**Dataset:**

>>

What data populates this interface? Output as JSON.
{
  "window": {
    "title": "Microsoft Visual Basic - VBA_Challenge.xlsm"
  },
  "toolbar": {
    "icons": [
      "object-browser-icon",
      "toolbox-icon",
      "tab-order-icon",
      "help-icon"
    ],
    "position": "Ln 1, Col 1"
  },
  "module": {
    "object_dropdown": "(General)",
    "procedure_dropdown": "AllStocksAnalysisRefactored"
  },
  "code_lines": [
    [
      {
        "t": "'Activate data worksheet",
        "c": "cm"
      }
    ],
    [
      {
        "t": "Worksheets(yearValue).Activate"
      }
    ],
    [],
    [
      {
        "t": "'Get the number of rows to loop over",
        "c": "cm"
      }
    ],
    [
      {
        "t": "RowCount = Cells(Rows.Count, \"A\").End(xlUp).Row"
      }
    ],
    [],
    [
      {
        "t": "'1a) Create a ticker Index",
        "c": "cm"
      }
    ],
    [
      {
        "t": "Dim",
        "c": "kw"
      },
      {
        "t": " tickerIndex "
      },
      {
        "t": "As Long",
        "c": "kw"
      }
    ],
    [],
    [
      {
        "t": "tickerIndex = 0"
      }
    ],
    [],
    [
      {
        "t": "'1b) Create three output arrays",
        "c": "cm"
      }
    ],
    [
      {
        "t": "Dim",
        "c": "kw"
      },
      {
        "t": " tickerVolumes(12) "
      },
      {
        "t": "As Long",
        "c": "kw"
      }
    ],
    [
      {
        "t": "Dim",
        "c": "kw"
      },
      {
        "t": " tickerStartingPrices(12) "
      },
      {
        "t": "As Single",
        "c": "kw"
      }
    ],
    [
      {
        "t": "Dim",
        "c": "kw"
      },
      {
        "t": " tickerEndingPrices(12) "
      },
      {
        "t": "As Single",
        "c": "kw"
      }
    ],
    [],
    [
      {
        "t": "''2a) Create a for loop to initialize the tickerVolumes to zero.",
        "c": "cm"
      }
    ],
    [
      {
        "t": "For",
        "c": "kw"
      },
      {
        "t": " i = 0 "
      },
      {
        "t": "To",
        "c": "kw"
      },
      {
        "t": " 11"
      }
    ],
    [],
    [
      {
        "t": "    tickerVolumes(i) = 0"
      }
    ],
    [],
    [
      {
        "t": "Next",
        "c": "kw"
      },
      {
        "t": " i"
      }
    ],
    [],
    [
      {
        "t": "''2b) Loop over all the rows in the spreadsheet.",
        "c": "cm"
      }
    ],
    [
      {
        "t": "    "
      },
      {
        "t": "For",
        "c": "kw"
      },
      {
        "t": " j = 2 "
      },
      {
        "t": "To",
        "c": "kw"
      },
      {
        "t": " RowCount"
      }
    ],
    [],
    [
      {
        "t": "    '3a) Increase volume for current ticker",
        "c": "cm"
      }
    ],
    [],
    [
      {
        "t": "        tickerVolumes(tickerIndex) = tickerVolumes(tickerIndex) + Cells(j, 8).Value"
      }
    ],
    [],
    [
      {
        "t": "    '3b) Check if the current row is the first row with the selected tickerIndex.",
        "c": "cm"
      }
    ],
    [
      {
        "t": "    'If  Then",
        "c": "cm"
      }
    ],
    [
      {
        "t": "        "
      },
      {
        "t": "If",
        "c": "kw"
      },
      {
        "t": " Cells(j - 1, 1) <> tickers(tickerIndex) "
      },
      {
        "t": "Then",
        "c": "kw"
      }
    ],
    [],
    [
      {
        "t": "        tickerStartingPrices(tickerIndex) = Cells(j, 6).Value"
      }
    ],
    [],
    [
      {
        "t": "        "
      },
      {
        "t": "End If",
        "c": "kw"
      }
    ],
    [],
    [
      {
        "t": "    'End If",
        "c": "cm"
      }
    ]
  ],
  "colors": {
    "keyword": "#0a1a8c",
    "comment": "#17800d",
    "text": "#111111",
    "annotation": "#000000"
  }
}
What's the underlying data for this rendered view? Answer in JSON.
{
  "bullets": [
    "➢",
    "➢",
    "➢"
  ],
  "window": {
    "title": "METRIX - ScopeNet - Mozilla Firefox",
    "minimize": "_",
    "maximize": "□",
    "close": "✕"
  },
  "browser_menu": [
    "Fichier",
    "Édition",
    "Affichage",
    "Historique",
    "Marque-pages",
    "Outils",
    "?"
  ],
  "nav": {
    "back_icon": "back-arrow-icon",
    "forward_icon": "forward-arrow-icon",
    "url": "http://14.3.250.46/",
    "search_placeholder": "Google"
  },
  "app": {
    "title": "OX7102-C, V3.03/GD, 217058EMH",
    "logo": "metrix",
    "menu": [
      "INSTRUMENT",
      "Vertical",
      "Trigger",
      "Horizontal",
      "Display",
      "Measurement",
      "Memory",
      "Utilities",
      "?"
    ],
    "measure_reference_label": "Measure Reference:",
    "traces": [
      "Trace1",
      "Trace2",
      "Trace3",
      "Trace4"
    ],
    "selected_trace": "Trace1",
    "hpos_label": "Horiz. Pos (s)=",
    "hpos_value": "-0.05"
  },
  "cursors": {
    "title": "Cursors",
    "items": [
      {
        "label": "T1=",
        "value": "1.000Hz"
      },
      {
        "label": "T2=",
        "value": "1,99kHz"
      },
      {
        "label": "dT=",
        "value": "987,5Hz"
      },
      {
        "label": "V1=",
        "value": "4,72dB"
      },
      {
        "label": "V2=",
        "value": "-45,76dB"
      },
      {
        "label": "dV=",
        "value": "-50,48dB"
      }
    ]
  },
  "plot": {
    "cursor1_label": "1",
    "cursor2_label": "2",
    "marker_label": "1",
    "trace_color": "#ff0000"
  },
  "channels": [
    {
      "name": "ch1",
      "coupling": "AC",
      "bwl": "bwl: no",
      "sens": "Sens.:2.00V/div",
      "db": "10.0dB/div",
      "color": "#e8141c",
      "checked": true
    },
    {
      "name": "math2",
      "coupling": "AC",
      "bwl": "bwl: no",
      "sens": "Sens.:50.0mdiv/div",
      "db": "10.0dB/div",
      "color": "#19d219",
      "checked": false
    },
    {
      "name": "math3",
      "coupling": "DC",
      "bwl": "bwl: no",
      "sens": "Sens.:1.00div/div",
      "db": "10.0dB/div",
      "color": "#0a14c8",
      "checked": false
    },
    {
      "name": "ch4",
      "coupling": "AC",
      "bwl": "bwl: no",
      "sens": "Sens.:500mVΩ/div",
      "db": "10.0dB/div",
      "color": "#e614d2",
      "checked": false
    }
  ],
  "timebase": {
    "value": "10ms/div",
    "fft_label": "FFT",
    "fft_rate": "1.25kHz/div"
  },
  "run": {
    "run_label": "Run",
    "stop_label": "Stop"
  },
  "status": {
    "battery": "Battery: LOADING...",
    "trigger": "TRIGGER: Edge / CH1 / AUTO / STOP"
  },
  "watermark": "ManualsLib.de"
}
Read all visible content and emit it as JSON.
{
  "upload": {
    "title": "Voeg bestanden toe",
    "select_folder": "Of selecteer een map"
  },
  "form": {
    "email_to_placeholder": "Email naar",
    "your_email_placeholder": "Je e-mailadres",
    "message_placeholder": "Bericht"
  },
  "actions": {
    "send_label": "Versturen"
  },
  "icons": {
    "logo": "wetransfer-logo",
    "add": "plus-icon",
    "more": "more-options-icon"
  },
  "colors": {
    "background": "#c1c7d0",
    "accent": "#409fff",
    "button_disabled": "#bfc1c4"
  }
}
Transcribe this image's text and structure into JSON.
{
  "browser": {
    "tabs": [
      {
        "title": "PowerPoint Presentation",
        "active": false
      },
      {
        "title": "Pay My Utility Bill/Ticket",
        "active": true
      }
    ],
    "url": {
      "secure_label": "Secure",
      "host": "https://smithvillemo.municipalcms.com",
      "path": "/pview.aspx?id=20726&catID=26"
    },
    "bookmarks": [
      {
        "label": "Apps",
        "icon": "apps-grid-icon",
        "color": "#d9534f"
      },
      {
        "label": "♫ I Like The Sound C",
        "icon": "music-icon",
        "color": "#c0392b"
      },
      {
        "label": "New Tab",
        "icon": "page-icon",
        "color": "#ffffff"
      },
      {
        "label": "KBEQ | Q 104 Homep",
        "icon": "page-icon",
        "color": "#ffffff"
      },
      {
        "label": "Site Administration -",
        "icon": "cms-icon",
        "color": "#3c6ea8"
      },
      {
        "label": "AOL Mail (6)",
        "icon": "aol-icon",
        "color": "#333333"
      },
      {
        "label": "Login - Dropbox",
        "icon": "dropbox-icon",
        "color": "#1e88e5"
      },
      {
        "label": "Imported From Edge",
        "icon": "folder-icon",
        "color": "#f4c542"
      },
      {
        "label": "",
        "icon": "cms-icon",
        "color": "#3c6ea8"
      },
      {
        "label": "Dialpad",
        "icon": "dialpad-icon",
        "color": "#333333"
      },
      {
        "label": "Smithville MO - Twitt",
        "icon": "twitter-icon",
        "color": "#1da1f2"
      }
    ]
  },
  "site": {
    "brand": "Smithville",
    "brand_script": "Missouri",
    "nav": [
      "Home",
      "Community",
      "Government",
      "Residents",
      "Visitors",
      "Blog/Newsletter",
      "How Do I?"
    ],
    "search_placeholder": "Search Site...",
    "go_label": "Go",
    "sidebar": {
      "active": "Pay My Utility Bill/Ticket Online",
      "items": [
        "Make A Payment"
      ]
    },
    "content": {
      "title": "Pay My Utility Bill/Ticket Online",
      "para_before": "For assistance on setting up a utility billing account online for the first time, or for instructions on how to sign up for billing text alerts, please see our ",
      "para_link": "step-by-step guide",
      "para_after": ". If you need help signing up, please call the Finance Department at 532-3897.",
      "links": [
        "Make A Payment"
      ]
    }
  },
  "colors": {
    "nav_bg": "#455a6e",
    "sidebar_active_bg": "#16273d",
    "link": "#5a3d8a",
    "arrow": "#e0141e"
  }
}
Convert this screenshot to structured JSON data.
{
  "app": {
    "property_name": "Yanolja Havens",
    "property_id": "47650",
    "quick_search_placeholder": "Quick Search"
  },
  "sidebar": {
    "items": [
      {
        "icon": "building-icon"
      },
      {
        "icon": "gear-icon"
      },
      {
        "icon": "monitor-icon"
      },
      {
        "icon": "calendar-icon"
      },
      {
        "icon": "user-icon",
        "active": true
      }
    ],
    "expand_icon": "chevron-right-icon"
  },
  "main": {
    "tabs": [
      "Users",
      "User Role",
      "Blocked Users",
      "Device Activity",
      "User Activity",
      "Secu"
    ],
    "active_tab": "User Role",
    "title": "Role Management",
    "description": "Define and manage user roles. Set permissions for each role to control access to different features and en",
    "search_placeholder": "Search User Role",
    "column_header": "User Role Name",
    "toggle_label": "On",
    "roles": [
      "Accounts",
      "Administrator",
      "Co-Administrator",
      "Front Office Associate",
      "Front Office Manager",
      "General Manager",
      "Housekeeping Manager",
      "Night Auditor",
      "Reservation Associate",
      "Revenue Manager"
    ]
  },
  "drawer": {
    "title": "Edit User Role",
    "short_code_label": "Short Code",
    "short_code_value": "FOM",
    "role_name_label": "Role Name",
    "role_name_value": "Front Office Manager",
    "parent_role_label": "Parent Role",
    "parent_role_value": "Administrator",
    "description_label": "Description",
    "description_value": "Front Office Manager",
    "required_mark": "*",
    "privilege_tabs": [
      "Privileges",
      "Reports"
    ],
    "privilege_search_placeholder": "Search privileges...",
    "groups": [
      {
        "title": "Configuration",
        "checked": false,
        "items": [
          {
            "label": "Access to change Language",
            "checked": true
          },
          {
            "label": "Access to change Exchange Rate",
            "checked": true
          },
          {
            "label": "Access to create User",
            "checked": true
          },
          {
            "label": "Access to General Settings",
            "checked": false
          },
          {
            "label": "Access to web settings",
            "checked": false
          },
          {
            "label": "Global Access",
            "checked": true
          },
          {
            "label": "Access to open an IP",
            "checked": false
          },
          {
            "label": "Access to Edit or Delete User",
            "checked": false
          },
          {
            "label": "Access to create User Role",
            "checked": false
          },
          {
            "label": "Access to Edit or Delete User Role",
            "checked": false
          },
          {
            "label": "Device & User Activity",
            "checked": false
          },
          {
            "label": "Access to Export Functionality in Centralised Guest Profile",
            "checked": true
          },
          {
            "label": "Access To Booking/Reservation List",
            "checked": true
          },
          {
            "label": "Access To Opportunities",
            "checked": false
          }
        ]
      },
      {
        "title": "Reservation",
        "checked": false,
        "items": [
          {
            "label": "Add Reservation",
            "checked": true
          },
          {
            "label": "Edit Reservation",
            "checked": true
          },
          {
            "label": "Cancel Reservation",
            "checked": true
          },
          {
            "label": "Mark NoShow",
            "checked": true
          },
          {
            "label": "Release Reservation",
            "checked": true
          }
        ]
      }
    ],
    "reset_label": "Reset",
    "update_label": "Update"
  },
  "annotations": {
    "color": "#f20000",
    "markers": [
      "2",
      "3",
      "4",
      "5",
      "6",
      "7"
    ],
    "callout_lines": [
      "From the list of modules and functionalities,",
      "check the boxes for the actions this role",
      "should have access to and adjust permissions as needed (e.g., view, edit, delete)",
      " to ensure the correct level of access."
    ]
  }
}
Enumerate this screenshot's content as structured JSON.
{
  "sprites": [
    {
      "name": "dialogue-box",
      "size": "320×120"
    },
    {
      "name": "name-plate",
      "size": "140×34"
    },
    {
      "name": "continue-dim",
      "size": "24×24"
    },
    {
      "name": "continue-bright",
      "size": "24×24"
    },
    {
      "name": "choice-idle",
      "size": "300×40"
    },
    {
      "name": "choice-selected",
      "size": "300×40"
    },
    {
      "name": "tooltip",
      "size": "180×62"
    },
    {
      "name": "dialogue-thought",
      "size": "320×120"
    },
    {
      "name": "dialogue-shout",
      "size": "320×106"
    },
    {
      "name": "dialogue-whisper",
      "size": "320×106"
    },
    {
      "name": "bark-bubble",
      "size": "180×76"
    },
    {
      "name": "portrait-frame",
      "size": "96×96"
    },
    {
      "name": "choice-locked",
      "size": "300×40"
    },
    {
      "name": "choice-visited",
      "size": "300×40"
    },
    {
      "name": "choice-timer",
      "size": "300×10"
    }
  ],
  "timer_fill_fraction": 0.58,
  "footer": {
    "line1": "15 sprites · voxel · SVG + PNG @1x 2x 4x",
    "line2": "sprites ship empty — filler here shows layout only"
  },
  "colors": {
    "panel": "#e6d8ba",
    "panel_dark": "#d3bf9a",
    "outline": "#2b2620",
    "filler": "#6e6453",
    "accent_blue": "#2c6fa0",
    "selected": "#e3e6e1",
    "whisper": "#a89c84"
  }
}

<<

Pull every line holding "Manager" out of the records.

      "Front Office Manager",
      "General Manager",
      "Housekeeping Manager",
      "Revenue Manager"
    "role_name_value": "Front Office Manager",
    "description_value": "Front Office Manager",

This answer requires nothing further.